sesamoiditis after bunion surgery
(Eureka California )
After bunion surgery on both feet my right foot is not healing and with a compounded cream, anti-inflammatory and new orthotics. I was told I have sesamoiditis. I still have pain and swelling in my left that I could accept
that explanation for... but my right has always felt thicker and it feels like a bony mass on the ball of my foot. Supposedly the x-rays looked fine.
My right foot does not lay flat like my left. Like the tendon is shorter and
the toes are very difficult to move. I did bump it a couple of times very hard right after surgery. It just feels different structurally.
Is there any scan like an MRI that can tell if there is something else going
on? I am afraid I have made my Dr. mad continually asking that question. He said
he knows what it is and has seen it thousands of times. I just cannot explain to
him how different the structure feels and the pain is so much worse. It is like
I did not "develop" sesamoiditis over time....it has been like that ever since
surgery. Should I get a second opinion. I am worried it will effect my employment as I am a mail carrier. Thank You!
I would tend to agree that ongoing foot problems will tend to adversely affect you as a letter carrier.
There are a few things I would have liked you to mention in your narrative. The first is how long ago you had your bunion corrected.

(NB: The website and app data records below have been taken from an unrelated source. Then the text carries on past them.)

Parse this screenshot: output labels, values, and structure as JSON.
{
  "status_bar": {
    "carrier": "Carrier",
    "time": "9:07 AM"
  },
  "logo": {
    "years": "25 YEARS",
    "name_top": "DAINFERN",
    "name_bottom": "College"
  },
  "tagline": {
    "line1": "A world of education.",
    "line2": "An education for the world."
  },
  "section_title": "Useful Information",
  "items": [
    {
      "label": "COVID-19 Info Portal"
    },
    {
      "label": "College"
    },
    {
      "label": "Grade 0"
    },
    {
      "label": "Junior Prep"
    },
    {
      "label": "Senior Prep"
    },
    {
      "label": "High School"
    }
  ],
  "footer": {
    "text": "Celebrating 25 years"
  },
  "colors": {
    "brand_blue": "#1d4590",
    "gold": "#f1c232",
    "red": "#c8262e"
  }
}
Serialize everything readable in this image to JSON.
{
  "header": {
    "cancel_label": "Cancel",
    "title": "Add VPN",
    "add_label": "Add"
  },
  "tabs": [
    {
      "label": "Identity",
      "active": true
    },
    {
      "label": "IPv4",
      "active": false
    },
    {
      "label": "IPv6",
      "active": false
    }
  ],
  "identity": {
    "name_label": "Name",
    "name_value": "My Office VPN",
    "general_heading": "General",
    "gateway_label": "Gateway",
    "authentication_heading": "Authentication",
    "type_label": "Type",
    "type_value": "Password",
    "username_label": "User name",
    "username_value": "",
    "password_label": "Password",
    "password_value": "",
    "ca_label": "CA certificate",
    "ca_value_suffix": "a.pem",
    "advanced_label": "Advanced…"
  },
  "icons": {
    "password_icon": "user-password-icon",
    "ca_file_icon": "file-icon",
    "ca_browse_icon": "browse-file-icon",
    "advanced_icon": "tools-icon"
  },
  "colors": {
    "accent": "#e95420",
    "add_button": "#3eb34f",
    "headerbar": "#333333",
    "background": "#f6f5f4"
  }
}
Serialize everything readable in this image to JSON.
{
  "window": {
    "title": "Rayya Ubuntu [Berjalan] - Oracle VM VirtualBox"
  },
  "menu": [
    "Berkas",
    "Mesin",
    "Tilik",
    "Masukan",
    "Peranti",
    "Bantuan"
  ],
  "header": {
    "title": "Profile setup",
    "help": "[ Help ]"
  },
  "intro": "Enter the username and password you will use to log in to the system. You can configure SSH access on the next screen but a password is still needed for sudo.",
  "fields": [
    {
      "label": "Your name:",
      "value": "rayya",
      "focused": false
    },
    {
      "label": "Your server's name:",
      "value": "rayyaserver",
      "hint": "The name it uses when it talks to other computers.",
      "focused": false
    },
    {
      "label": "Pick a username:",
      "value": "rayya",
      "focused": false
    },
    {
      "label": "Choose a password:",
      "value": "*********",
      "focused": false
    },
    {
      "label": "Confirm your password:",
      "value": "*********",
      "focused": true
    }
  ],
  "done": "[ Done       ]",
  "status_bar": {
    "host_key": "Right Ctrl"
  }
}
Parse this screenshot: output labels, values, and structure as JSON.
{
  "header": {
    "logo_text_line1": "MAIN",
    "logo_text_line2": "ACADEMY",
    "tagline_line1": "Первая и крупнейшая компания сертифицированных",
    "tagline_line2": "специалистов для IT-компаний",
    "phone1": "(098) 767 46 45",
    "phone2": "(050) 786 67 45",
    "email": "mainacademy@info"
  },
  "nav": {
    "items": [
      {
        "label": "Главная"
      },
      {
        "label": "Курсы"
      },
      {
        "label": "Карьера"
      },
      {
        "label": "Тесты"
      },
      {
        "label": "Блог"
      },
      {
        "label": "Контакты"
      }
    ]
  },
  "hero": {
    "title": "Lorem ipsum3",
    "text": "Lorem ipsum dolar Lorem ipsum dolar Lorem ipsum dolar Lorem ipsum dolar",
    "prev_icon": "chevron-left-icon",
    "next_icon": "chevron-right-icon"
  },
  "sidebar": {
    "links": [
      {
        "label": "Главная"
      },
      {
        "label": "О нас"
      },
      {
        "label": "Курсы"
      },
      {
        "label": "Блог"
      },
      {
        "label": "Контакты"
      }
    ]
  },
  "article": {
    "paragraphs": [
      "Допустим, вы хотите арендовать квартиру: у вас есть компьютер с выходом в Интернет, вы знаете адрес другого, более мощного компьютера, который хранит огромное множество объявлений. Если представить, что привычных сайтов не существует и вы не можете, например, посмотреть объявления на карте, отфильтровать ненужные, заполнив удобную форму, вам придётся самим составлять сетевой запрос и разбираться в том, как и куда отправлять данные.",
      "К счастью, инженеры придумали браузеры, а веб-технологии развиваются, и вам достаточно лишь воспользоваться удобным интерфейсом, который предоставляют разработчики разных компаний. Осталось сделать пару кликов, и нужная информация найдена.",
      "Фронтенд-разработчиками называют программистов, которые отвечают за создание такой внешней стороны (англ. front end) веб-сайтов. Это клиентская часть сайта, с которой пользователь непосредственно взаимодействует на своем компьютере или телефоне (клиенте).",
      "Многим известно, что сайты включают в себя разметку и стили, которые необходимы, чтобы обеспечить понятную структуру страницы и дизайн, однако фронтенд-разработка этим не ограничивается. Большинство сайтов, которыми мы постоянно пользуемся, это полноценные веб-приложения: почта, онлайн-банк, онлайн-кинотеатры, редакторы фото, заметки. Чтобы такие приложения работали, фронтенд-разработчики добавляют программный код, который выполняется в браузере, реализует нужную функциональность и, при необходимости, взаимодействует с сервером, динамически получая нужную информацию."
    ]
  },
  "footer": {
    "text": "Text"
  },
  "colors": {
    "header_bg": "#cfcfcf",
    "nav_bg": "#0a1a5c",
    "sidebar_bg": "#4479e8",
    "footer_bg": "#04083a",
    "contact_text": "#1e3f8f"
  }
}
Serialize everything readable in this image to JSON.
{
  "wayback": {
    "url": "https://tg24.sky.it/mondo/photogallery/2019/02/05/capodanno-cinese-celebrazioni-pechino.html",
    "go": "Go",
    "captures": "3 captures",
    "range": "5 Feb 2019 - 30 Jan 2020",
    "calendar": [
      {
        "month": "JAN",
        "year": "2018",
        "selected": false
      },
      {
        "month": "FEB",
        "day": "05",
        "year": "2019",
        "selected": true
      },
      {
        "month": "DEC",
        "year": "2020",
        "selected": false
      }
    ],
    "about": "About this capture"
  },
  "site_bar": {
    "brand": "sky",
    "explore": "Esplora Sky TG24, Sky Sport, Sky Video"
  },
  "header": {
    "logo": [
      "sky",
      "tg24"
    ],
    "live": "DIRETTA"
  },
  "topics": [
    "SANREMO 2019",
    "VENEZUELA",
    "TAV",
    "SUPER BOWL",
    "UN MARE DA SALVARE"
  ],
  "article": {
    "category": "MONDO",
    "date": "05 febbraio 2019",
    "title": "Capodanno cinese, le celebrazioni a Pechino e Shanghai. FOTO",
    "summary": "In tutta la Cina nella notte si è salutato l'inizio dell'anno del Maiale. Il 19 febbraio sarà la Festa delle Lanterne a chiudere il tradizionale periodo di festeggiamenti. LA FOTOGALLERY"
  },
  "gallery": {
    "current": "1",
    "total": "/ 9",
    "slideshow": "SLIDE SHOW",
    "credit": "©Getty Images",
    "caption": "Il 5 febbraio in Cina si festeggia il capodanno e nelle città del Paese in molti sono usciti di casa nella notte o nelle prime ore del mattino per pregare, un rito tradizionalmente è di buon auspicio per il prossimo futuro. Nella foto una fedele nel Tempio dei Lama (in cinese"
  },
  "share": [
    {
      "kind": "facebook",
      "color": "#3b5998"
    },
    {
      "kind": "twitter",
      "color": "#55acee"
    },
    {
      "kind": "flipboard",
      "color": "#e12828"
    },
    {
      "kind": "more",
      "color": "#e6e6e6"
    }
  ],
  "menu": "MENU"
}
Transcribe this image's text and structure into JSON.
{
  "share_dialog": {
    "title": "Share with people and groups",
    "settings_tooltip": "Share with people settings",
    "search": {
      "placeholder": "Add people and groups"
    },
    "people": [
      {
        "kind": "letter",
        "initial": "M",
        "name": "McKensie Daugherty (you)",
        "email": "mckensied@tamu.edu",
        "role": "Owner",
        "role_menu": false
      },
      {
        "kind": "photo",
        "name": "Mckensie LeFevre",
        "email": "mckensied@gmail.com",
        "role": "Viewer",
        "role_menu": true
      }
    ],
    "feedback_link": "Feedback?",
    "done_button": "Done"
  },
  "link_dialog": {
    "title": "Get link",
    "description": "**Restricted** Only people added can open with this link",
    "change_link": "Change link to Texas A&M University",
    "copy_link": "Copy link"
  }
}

There is acute sesamoiditis and there is chronic sesamoiditis, meaning that sesamoiditis can occur as a result of bunion surgery but how long it lasts is critical.
If you have only had it for a couple of weeks and your surgery is fairly recent, then I am not as concerned as I would be if you had your surgery months ago and the sesamoiditis has been with you for a long period of time.
The other question I would have liked answered is the type of bunion procedure that you had performed on your right foot. If it involved breaking and resetting the metatarsal bone then there is a greater incidence of sesamoiditis with these procedures than other bunion procedures. If this happens to be the case, then there is the possibility that there was some damage done to the sesamoids themselves, particularly with the saw blade used to cut bone and I am not sure how quickly, if at all, the sesamoids will heal in spite of new orthotics and anti-inflammatory medication.
The other potential problem is if you have very little fat underneath the ball of your foot to begin with. In general those with a "fatty" forefoot tend to have less issues with sesamoiditis than those who have bony feet to begin with, where you can actually feel the sesamoid bone by pressing on the bottom of the foot.
You raise the issue of an MRI. In theory it might be helpful in determining how the structures of your forefoot line up and whether there is any damage to the sesamoids or to the ligaments that attach the sesamoids to each other and to the metatarsal bone. However, if you have any hardware implanted in the bunion site, like screws or pins, that could lessen the effectiveness of the MRI.
I would sum it up this way. If the surgery was fairly recent and you have been bothered by sesamoiditis for a short time, you might ask your surgeon to send you for physical therapy in addition to wearing orthotics and taking medication
If however, your surgery was at least five or six months ago and the sesamoiditis has been present for most of that time, a second opinion may be in order by someone who is unbiased. The fact that your foot does not lay flat and I assume prior to surgery it did lay flat, is a cause for concern to me.
Marc Mitnick DPM
Johns Hopkins Medicine
University of Rochester Medical Center
American Academy of Pediatrics
Penn State Medical Center
National Institutes of Health
Columbia University Department of Rehabilitation
Stanford Health Care
Illinois Bone and Joint Institute
Mount Sinai Hospital
Institute for Chronic Pain
University of Florida Health
American Family Physician
University of Maryland Medical Center